On Kairosnews I found a link to an article about a girl whose teacher couldn’t understand an essay she turned in in SMS language. The guys at Kairos find this pretty intriguing, and I have to agree. Here’s an excerpt:
Which in translation from text messaging shorthand would read: “My summer holidays were a complete waste of time. Before, we used to go to New York to see my brother, his girlfriend and their three screaming kids face to face. I love New York. It’s a great place.”
And having written that I notice the Americans on Kairosnews have called it IM speak, and that CNN calls it text messaging language while I assume it’s SMS speak. I suppose it’s both – but Americans don’t do SMS, do they. Anyway, it half-baffles me but I like it anyway. (I’m an old fogey: I use the dictionary on my mobile phone so I spell normally. And in IM I can type plain English much faster than those codes.)
[update 7/3: Torill’s posted a response where she points out that this is an act of rebellion, not degeneration. Absolutely. And btw, email addresses are optional in the comments :)]
[update 11/3: A senior high school teacher I met in Narvik told me he uses SMS language deliberately in his teaching – he gets his students to translate a regular text to SMS language, and the discuss the results in relation to the history of language, grammer and its development through the ages. I assume many other teachers do similar things.]
6 thoughts on “SMS essay”
I only occasionally use the abbreviations. I usually just type the whole word out… but then I’m new to the whole SMS thing.

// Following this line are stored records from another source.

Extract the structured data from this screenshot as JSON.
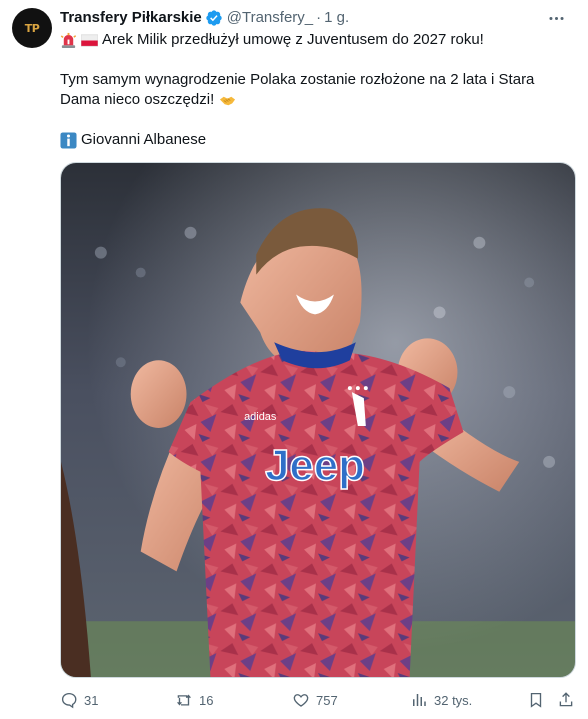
{
  "tweet": {
    "avatar_text": "TP",
    "display_name": "Transfery Piłkarskie",
    "handle": "@Transfery_",
    "separator": "·",
    "time": "1 g.",
    "lines": [
      "Arek Milik przedłużył umowę z Juventusem do 2027 roku!",
      "Tym samym wynagrodzenie Polaka zostanie rozłożone na 2 lata i Stara",
      "Dama nieco oszczędzi!",
      "Giovanni Albanese"
    ],
    "emojis": [
      "siren-emoji",
      "poland-flag-emoji",
      "handshake-emoji",
      "info-emoji"
    ],
    "image": {
      "kit_sponsor": "Jeep",
      "kit_brand": "adidas"
    }
  },
  "actions": {
    "replies": "31",
    "retweets": "16",
    "likes": "757",
    "views": "32 tys."
  },
  "colors": {
    "verified": "#1d9bf0",
    "text": "#0f1419",
    "secondary": "#536471",
    "shirt": "#c8455a",
    "shirt_trim": "#1f3f9e"
  }
}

I belong to India, which is an Anglophile country (protestaions notwithstanding). I learnt English from Indian teachers, my parents, and from books. The general standard (or the lack of it) of English displayed these days by its native speakers really amazes me. What is the reason for this great downfall even in good old England? I have nothing against SMS language. It is of great utility. But maybe this will be another factor causing children to grow up without knowing how to use the language really and properly – written or spoken – and fail to get at the beauty of the language. They will invariably grow up to be poor communicators. They will have learnt only a code language that sms is. But then, Morse, properly adapted to the sms needs, would have been perhaps better! Use only dots and dashes: still better for the alphabetically challenged.
Languages Evolve. That is their first law.
Some people will be against and some people will be for this change.
Compressing a comple thought like “I LOVE YOU”, as “ILU” is a certainly linguastic data compression development by all mathematical understanding and hence is to be used by larger number of people because of laws of ergonomics.
More people always make the language definition.
Yes language is evolving. The text message revolution is an annoying but yet important move in both our written and spoken languages. It so how manages to take elements from both, and may be driving all of us to illiteracy.
I‚Äôve been fascinated by text messages ever since I possessed a mobile phone. So much so that I‚Äôve create a website dedicated to text message poetry.
I also wrote my dissertation based on this subject. Here is a poem I wrote about how predicted text input, helps the illiterate texters like me, remember how to spell.
Sorry forgot to add the poem. Here it is…
Rembr. No! 73636237 Alwys typn shrt cutz, 4getn wot keyz 2pres, So i let da numbas gide me, Stopz me frm makin mstakes, Wen i prdict i dont 4get‚Ä¶ I remember